**Exercise aim:**
Type out the data below in its entirety, exactly as given.
= Beginning of Section =
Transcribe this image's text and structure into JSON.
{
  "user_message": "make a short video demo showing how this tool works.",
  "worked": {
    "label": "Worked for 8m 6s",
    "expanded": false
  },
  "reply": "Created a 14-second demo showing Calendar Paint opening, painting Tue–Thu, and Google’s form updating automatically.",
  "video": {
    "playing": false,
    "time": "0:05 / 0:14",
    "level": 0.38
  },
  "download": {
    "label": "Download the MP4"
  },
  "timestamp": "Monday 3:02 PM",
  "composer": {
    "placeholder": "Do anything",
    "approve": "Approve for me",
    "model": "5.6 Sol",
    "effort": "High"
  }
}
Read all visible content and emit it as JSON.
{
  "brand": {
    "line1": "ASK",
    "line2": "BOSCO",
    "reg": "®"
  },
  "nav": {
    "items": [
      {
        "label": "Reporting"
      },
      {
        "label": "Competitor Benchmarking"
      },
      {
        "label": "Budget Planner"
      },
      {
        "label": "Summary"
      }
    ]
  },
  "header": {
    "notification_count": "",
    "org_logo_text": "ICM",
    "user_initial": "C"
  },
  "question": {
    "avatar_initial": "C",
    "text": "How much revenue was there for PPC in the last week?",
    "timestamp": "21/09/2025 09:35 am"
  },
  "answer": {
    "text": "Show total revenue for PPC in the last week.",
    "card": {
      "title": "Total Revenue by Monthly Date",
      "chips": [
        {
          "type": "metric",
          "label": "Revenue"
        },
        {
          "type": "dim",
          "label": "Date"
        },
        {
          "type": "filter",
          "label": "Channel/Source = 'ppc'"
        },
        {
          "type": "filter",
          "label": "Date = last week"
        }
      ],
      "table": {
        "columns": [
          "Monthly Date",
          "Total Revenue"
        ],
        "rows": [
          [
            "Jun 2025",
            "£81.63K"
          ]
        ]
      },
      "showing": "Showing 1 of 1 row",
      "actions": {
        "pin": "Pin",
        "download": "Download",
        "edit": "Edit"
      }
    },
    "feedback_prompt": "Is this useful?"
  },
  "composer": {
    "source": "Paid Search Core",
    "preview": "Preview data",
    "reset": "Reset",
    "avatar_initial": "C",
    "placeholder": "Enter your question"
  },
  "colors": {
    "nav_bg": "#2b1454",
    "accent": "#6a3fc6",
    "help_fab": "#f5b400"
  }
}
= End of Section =
**Answer area:**
Transcribe this image's text and structure into JSON.
{
  "user_message": "make a short video demo showing how this tool works.",
  "worked": {
    "label": "Worked for 8m 6s",
    "expanded": false
  },
  "reply": "Created a 14-second demo showing Calendar Paint opening, painting Tue–Thu, and Google’s form updating automatically.",
  "video": {
    "playing": false,
    "time": "0:05 / 0:14",
    "level": 0.38
  },
  "download": {
    "label": "Download the MP4"
  },
  "timestamp": "Monday 3:02 PM",
  "composer": {
    "placeholder": "Do anything",
    "approve": "Approve for me",
    "model": "5.6 Sol",
    "effort": "High"
  }
}
Read all visible content and emit it as JSON.
{
  "brand": {
    "line1": "ASK",
    "line2": "BOSCO",
    "reg": "®"
  },
  "nav": {
    "items": [
      {
        "label": "Reporting"
      },
      {
        "label": "Competitor Benchmarking"
      },
      {
        "label": "Budget Planner"
      },
      {
        "label": "Summary"
      }
    ]
  },
  "header": {
    "notification_count": "",
    "org_logo_text": "ICM",
    "user_initial": "C"
  },
  "question": {
    "avatar_initial": "C",
    "text": "How much revenue was there for PPC in the last week?",
    "timestamp": "21/09/2025 09:35 am"
  },
  "answer": {
    "text": "Show total revenue for PPC in the last week.",
    "card": {
      "title": "Total Revenue by Monthly Date",
      "chips": [
        {
          "type": "metric",
          "label": "Revenue"
        },
        {
          "type": "dim",
          "label": "Date"
        },
        {
          "type": "filter",
          "label": "Channel/Source = 'ppc'"
        },
        {
          "type": "filter",
          "label": "Date = last week"
        }
      ],
      "table": {
        "columns": [
          "Monthly Date",
          "Total Revenue"
        ],
        "rows": [
          [
            "Jun 2025",
            "£81.63K"
          ]
        ]
      },
      "showing": "Showing 1 of 1 row",
      "actions": {
        "pin": "Pin",
        "download": "Download",
        "edit": "Edit"
      }
    },
    "feedback_prompt": "Is this useful?"
  },
  "composer": {
    "source": "Paid Search Core",
    "preview": "Preview data",
    "reset": "Reset",
    "avatar_initial": "C",
    "placeholder": "Enter your question"
  },
  "colors": {
    "nav_bg": "#2b1454",
    "accent": "#6a3fc6",
    "help_fab": "#f5b400"
  }
}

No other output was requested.